Yesterday involved a visit to the doctor to get my left wrist checked, it's been hurting a lot and some of the fingers are tingly/numb. At times the pain goes all the way up my arm. No, not a sign of impending heart-attack, got that cleared with my cardiologist on Monday. It is what one would expect when they've spent anywhere from 5-10 hours a day on a keyboard for the last 30 years - carpal tunnel syndrome. Lovely. For the present time I have a brace and short dose of steroids to see if it will settle down again, it has before. Will go back for re-evaluation in three weeks. Does this keep me off the keyboard? Well hell no, not at work, and definitely not for blogging! Life goes on.
Then there is the issue of the chronic back pain, and the worn out knee, and... and... and so forth - the indignities of getting older. John deals with more of it every year too, and we dread what shape we will be in at 70 or 80, should we live that long. Golden years they're not... more like the rusty years!
Thirty some years ago, when my then-spouse and I moved to New Mexico, I took a job as a receptionist/clerk for an insurance agent. He was a wonderful man in his late 50's. A retired cop from New York City, with a heavy Irish accent. His wife worked at the agency with him and they treated me like family. They had moved to the Southwest planning to eventually retire in the warm climate. They always talked about the places they were going to go and the things they were going to do when they retired. Even after thirty some years, they were still deeply in love with each other.
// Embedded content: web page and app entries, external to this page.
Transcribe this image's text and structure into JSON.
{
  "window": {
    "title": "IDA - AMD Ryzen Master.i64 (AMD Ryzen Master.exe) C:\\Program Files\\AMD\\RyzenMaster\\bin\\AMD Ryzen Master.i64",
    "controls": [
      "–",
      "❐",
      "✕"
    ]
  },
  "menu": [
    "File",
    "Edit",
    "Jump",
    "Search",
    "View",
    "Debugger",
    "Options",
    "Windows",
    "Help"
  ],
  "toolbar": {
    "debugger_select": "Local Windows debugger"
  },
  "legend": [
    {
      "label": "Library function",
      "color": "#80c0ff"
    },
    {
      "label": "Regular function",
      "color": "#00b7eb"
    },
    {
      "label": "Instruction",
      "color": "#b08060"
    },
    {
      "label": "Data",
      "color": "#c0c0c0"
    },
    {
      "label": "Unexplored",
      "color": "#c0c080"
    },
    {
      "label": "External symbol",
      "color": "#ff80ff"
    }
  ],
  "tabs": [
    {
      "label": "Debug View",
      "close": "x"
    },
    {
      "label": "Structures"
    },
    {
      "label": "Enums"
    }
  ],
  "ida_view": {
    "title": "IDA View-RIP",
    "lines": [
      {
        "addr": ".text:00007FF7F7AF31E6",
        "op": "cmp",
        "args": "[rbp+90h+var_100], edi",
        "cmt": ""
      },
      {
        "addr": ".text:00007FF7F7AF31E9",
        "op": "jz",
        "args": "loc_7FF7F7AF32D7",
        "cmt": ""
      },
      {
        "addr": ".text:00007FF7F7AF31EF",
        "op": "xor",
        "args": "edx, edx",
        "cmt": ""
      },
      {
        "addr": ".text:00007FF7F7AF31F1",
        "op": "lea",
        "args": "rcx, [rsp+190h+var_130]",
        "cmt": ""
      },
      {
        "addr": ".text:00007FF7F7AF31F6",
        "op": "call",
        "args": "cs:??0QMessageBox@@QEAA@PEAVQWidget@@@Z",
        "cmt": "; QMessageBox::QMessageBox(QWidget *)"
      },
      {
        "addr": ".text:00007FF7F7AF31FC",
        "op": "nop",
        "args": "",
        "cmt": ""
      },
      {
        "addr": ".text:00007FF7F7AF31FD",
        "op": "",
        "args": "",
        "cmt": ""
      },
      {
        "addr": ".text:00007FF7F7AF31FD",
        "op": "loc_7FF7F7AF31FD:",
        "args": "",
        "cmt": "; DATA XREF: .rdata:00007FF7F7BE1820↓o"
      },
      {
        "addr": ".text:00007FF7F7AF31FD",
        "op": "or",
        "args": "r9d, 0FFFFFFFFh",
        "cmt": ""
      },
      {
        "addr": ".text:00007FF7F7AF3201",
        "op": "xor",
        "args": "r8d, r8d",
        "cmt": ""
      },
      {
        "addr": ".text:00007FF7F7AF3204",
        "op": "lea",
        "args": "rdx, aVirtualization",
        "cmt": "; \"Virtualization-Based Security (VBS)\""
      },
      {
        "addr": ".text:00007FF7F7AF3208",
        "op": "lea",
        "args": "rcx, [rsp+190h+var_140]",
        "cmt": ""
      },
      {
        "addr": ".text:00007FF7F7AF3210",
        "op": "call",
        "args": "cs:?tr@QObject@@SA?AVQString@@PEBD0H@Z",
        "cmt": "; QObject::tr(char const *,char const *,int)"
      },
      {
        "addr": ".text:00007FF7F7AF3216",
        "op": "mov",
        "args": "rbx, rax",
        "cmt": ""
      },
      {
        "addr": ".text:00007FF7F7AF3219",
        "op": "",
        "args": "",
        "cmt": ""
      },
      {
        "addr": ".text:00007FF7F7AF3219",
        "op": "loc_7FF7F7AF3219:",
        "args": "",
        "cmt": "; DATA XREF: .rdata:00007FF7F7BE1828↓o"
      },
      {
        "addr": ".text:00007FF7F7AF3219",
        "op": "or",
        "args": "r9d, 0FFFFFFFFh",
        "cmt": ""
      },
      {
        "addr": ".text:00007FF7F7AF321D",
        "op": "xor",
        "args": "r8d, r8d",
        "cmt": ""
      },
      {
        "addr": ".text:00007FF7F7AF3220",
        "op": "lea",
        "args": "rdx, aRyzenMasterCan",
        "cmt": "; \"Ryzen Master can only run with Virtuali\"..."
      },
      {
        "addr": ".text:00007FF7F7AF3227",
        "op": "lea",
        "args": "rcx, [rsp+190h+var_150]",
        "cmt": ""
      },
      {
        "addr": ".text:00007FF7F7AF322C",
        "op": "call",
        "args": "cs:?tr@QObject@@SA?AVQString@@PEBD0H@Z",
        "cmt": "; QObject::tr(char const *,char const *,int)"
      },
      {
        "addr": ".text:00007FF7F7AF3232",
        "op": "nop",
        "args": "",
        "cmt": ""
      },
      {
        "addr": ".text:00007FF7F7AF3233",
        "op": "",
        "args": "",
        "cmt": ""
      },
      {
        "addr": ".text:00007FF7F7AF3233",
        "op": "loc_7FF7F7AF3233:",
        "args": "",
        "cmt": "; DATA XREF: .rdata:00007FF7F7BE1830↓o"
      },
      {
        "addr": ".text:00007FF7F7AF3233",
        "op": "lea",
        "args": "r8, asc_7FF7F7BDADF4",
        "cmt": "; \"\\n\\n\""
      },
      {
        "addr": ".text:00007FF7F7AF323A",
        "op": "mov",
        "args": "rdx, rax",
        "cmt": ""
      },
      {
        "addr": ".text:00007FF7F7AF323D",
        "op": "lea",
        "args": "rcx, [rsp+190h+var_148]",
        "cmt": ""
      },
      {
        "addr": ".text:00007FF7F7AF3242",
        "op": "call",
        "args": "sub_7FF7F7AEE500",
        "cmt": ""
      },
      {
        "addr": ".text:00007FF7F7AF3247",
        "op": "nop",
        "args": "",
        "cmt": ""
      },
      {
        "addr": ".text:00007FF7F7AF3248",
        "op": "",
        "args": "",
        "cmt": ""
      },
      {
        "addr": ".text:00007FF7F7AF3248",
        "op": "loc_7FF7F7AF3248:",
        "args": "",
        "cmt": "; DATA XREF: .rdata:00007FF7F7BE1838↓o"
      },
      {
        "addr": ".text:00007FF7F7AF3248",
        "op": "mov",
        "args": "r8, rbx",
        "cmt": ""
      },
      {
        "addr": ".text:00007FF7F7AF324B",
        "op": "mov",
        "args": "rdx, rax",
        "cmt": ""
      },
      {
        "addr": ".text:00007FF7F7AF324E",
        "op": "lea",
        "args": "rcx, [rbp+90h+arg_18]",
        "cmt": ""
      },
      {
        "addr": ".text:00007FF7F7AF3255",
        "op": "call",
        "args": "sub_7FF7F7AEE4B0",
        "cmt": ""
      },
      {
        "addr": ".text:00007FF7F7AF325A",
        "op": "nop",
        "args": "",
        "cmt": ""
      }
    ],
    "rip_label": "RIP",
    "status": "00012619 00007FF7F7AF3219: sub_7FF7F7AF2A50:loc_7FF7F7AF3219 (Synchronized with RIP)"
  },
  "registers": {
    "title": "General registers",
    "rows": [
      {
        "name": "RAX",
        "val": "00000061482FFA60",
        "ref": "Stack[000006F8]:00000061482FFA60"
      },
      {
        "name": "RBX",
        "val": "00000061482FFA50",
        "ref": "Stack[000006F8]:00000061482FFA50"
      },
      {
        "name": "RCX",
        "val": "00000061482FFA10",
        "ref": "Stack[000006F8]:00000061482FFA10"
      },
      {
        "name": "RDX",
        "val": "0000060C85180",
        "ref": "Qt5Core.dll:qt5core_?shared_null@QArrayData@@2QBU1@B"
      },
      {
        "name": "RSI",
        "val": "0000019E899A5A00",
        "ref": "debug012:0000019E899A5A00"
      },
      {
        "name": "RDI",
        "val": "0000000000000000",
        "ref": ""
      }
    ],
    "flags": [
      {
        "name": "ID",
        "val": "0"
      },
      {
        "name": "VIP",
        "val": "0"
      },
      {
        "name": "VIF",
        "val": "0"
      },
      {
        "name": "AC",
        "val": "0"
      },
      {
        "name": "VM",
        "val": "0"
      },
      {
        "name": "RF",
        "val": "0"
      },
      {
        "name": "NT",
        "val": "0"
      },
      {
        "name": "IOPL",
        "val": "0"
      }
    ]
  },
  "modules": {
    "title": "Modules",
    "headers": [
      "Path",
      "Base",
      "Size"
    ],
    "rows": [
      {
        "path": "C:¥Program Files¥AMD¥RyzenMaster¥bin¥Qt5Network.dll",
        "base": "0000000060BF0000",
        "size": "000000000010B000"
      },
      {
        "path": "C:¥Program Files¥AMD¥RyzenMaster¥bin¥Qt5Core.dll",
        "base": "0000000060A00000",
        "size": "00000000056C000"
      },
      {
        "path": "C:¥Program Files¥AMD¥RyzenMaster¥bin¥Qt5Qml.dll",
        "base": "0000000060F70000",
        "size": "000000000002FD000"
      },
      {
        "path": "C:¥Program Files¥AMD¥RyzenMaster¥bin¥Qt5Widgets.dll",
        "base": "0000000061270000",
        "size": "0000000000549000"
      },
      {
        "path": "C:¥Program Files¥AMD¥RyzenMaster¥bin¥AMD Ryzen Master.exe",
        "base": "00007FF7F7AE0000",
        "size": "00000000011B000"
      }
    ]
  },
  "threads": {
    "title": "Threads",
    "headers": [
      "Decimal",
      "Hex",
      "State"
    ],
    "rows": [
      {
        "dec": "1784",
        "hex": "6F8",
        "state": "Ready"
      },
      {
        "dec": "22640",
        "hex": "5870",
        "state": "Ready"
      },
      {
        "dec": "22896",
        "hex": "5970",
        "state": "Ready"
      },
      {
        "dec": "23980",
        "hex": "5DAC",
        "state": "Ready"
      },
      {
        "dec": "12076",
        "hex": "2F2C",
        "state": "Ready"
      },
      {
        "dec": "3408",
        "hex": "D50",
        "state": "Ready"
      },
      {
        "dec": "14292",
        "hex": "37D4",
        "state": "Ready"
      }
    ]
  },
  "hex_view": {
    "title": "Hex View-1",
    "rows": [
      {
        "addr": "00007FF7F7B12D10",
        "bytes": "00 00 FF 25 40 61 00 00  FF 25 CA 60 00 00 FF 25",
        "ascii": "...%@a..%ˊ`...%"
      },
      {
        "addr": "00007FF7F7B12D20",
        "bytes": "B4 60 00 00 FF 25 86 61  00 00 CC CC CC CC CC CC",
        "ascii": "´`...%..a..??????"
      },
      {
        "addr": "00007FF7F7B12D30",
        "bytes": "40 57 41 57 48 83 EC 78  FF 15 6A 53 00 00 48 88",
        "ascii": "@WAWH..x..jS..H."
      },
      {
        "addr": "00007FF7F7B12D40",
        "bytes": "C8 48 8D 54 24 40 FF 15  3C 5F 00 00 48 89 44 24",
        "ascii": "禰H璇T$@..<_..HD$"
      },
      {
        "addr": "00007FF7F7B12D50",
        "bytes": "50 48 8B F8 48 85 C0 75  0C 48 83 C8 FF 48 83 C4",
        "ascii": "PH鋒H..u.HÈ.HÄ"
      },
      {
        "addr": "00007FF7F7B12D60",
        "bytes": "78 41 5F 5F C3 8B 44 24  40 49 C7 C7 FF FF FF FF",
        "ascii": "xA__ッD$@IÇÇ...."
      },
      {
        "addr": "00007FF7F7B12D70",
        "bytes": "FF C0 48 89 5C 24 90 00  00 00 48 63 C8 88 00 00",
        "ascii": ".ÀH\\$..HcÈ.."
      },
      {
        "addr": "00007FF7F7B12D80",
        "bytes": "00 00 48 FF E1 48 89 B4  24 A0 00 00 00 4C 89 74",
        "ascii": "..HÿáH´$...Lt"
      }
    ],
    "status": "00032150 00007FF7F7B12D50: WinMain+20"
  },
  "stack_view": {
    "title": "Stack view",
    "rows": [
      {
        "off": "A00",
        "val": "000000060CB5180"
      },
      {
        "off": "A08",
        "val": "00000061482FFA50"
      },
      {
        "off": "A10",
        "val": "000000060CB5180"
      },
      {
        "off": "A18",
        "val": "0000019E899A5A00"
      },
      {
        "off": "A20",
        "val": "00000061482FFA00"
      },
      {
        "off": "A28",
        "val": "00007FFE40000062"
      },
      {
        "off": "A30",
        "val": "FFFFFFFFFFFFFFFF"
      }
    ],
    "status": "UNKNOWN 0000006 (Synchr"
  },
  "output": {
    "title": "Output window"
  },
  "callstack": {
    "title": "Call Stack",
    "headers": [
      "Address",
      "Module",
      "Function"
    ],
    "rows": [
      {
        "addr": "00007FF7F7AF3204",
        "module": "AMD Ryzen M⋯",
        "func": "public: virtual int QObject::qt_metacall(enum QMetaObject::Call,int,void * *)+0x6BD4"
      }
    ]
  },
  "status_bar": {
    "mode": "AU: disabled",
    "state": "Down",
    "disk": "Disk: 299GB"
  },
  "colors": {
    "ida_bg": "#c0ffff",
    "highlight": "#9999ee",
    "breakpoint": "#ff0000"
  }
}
Then came a time when he needed cataract surgery, a simple enough procedure. When he went in for the pre-operative workup, they did the usual chest x-ray... and found spots on his lungs. Six months later this man who hadn't been sick hardly a day in his life, died of cancer. It was a tragedy, and a shock to all of us. All their plans for spending the golden years together never came to be.
I think about them often now, as we get older. We are at the ages they were then. We often fantasize about how wonderful it would be to retire, to not "punch the clock" anymore, to spend our days travelling, doing what we choose, and maybe some days doing nothing at all. Life has been a little harder for both of us, and we have no great amount of retirement funds saved up, so we will undoubtedly be working at least a few days each week in our senior years to have enough money to live on, but even having more than one or two days off sounds pretty wonderful at this point. The truth is, we are both just tired of the daily grind. We've done it for so long, and it isn't very exciting anymore. It sure would be nice if Social Security kicked in at 50 instead of 65.
Not trying to be Debbie Downer or just plain morbid, but my biggest fear is that when the day finally comes to have more free time to spend together, will both of us be well enough to enjoy it, and even more importantly, will both of us still be here? Scary thoughts folks, but that's just the way it is.
The only thing we can do in life is to not let our fears get the best of us. Take it one day at a time, cherish each moment spent together now, and make sure to stop and smell the roses along the way. It's far better to enjoy them now, than to wait for someday down the road and have folks sending them in your memory.
I keep thinking there's gotta be another way to live, rather than just working our lives away to pay the bills and make ends meet... working five days to earn two days of freedom; but for the life of me, I can't figure out what that is... so back to work I go, lunchtime over.